▶ **TASK**
Repeat, word for word, each of the records shown below, without their pictures.

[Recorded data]
════════════════════

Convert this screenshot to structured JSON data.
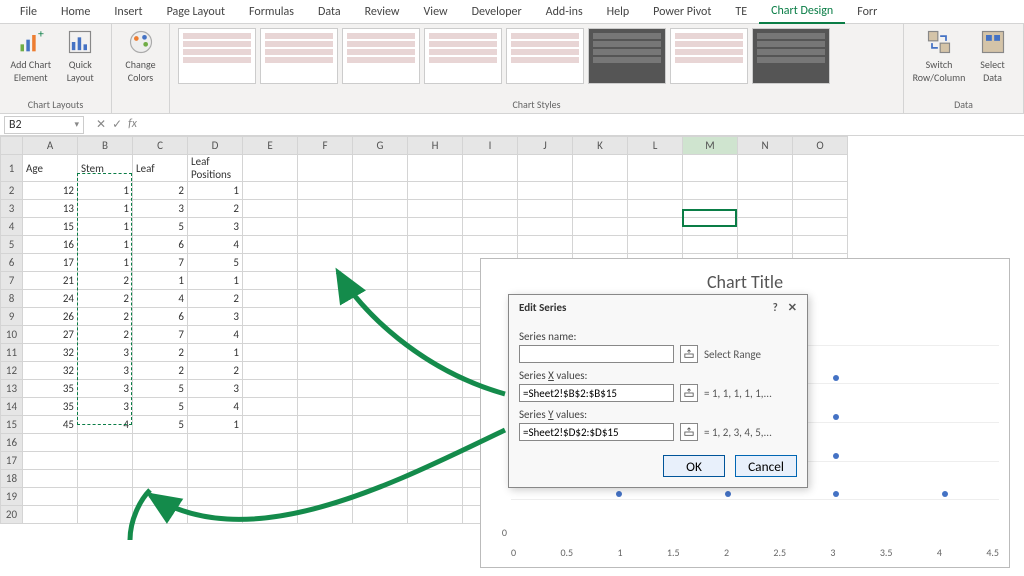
{
  "tabs": [
    "File",
    "Home",
    "Insert",
    "Page Layout",
    "Formulas",
    "Data",
    "Review",
    "View",
    "Developer",
    "Add-ins",
    "Help",
    "Power Pivot",
    "TE",
    "Chart Design",
    "Forr"
  ],
  "active_tab": "Chart Design",
  "ribbon": {
    "layouts": {
      "add_chart_element": "Add Chart Element",
      "quick_layout": "Quick Layout",
      "group": "Chart Layouts"
    },
    "colors": {
      "change_colors": "Change Colors"
    },
    "styles_group": "Chart Styles",
    "data": {
      "switch": "Switch Row/Column",
      "select": "Select Data",
      "group": "Data"
    }
  },
  "namebox": "B2",
  "columns": [
    "A",
    "B",
    "C",
    "D",
    "E",
    "F",
    "G",
    "H",
    "I",
    "J",
    "K",
    "L",
    "M",
    "N",
    "O"
  ],
  "selected_col": "M",
  "headers": {
    "A": "Age",
    "B": "Stem",
    "C": "Leaf",
    "D": "Leaf Positions"
  },
  "rows": [
    {
      "A": 12,
      "B": 1,
      "C": 2,
      "D": 1
    },
    {
      "A": 13,
      "B": 1,
      "C": 3,
      "D": 2
    },
    {
      "A": 15,
      "B": 1,
      "C": 5,
      "D": 3
    },
    {
      "A": 16,
      "B": 1,
      "C": 6,
      "D": 4
    },
    {
      "A": 17,
      "B": 1,
      "C": 7,
      "D": 5
    },
    {
      "A": 21,
      "B": 2,
      "C": 1,
      "D": 1
    },
    {
      "A": 24,
      "B": 2,
      "C": 4,
      "D": 2
    },
    {
      "A": 26,
      "B": 2,
      "C": 6,
      "D": 3
    },
    {
      "A": 27,
      "B": 2,
      "C": 7,
      "D": 4
    },
    {
      "A": 32,
      "B": 3,
      "C": 2,
      "D": 1
    },
    {
      "A": 32,
      "B": 3,
      "C": 2,
      "D": 2
    },
    {
      "A": 35,
      "B": 3,
      "C": 5,
      "D": 3
    },
    {
      "A": 35,
      "B": 3,
      "C": 5,
      "D": 4
    },
    {
      "A": 45,
      "B": 4,
      "C": 5,
      "D": 1
    }
  ],
  "chart": {
    "title": "Chart Title",
    "x_ticks": [
      "0",
      "0.5",
      "1",
      "1.5",
      "2",
      "2.5",
      "3",
      "3.5",
      "4",
      "4.5"
    ],
    "y_ticks": [
      "0",
      "",
      "",
      "",
      "",
      "",
      ""
    ]
  },
  "chart_data": {
    "type": "scatter",
    "title": "Chart Title",
    "xlabel": "",
    "ylabel": "",
    "xlim": [
      0,
      4.5
    ],
    "ylim": [
      0,
      6
    ],
    "series": [
      {
        "name": "",
        "x": [
          1,
          1,
          1,
          1,
          1,
          2,
          2,
          2,
          2,
          3,
          3,
          3,
          3,
          4
        ],
        "y": [
          1,
          2,
          3,
          4,
          5,
          1,
          2,
          3,
          4,
          1,
          2,
          3,
          4,
          1
        ]
      }
    ]
  },
  "dialog": {
    "title": "Edit Series",
    "name_label": "Series name:",
    "name_value": "",
    "name_hint": "Select Range",
    "x_label_pre": "Series ",
    "x_label_u": "X",
    "x_label_post": " values:",
    "x_value": "=Sheet2!$B$2:$B$15",
    "x_preview": "= 1, 1, 1, 1, 1,...",
    "y_label_pre": "Series ",
    "y_label_u": "Y",
    "y_label_post": " values:",
    "y_value": "=Sheet2!$D$2:$D$15",
    "y_preview": "= 1, 2, 3, 4, 5,...",
    "ok": "OK",
    "cancel": "Cancel"
  }
}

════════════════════

▶ **EXERCISE ANSWER**
Convert this screenshot to structured JSON data.
{
  "tabs": [
    "File",
    "Home",
    "Insert",
    "Page Layout",
    "Formulas",
    "Data",
    "Review",
    "View",
    "Developer",
    "Add-ins",
    "Help",
    "Power Pivot",
    "TE",
    "Chart Design",
    "Forr"
  ],
  "active_tab": "Chart Design",
  "ribbon": {
    "layouts": {
      "add_chart_element": "Add Chart Element",
      "quick_layout": "Quick Layout",
      "group": "Chart Layouts"
    },
    "colors": {
      "change_colors": "Change Colors"
    },
    "styles_group": "Chart Styles",
    "data": {
      "switch": "Switch Row/Column",
      "select": "Select Data",
      "group": "Data"
    }
  },
  "namebox": "B2",
  "columns": [
    "A",
    "B",
    "C",
    "D",
    "E",
    "F",
    "G",
    "H",
    "I",
    "J",
    "K",
    "L",
    "M",
    "N",
    "O"
  ],
  "selected_col": "M",
  "headers": {
    "A": "Age",
    "B": "Stem",
    "C": "Leaf",
    "D": "Leaf Positions"
  },
  "rows": [
    {
      "A": 12,
      "B": 1,
      "C": 2,
      "D": 1
    },
    {
      "A": 13,
      "B": 1,
      "C": 3,
      "D": 2
    },
    {
      "A": 15,
      "B": 1,
      "C": 5,
      "D": 3
    },
    {
      "A": 16,
      "B": 1,
      "C": 6,
      "D": 4
    },
    {
      "A": 17,
      "B": 1,
      "C": 7,
      "D": 5
    },
    {
      "A": 21,
      "B": 2,
      "C": 1,
      "D": 1
    },
    {
      "A": 24,
      "B": 2,
      "C": 4,
      "D": 2
    },
    {
      "A": 26,
      "B": 2,
      "C": 6,
      "D": 3
    },
    {
      "A": 27,
      "B": 2,
      "C": 7,
      "D": 4
    },
    {
      "A": 32,
      "B": 3,
      "C": 2,
      "D": 1
    },
    {
      "A": 32,
      "B": 3,
      "C": 2,
      "D": 2
    },
    {
      "A": 35,
      "B": 3,
      "C": 5,
      "D": 3
    },
    {
      "A": 35,
      "B": 3,
      "C": 5,
      "D": 4
    },
    {
      "A": 45,
      "B": 4,
      "C": 5,
      "D": 1
    }
  ],
  "chart": {
    "title": "Chart Title",
    "x_ticks": [
      "0",
      "0.5",
      "1",
      "1.5",
      "2",
      "2.5",
      "3",
      "3.5",
      "4",
      "4.5"
    ],
    "y_ticks": [
      "0",
      "",
      "",
      "",
      "",
      "",
      ""
    ]
  },
  "chart_data": {
    "type": "scatter",
    "title": "Chart Title",
    "xlabel": "",
    "ylabel": "",
    "xlim": [
      0,
      4.5
    ],
    "ylim": [
      0,
      6
    ],
    "series": [
      {
        "name": "",
        "x": [
          1,
          1,
          1,
          1,
          1,
          2,
          2,
          2,
          2,
          3,
          3,
          3,
          3,
          4
        ],
        "y": [
          1,
          2,
          3,
          4,
          5,
          1,
          2,
          3,
          4,
          1,
          2,
          3,
          4,
          1
        ]
      }
    ]
  },
  "dialog": {
    "title": "Edit Series",
    "name_label": "Series name:",
    "name_value": "",
    "name_hint": "Select Range",
    "x_label_pre": "Series ",
    "x_label_u": "X",
    "x_label_post": " values:",
    "x_value": "=Sheet2!$B$2:$B$15",
    "x_preview": "= 1, 1, 1, 1, 1,...",
    "y_label_pre": "Series ",
    "y_label_u": "Y",
    "y_label_post": " values:",
    "y_value": "=Sheet2!$D$2:$D$15",
    "y_preview": "= 1, 2, 3, 4, 5,...",
    "ok": "OK",
    "cancel": "Cancel"
  }
}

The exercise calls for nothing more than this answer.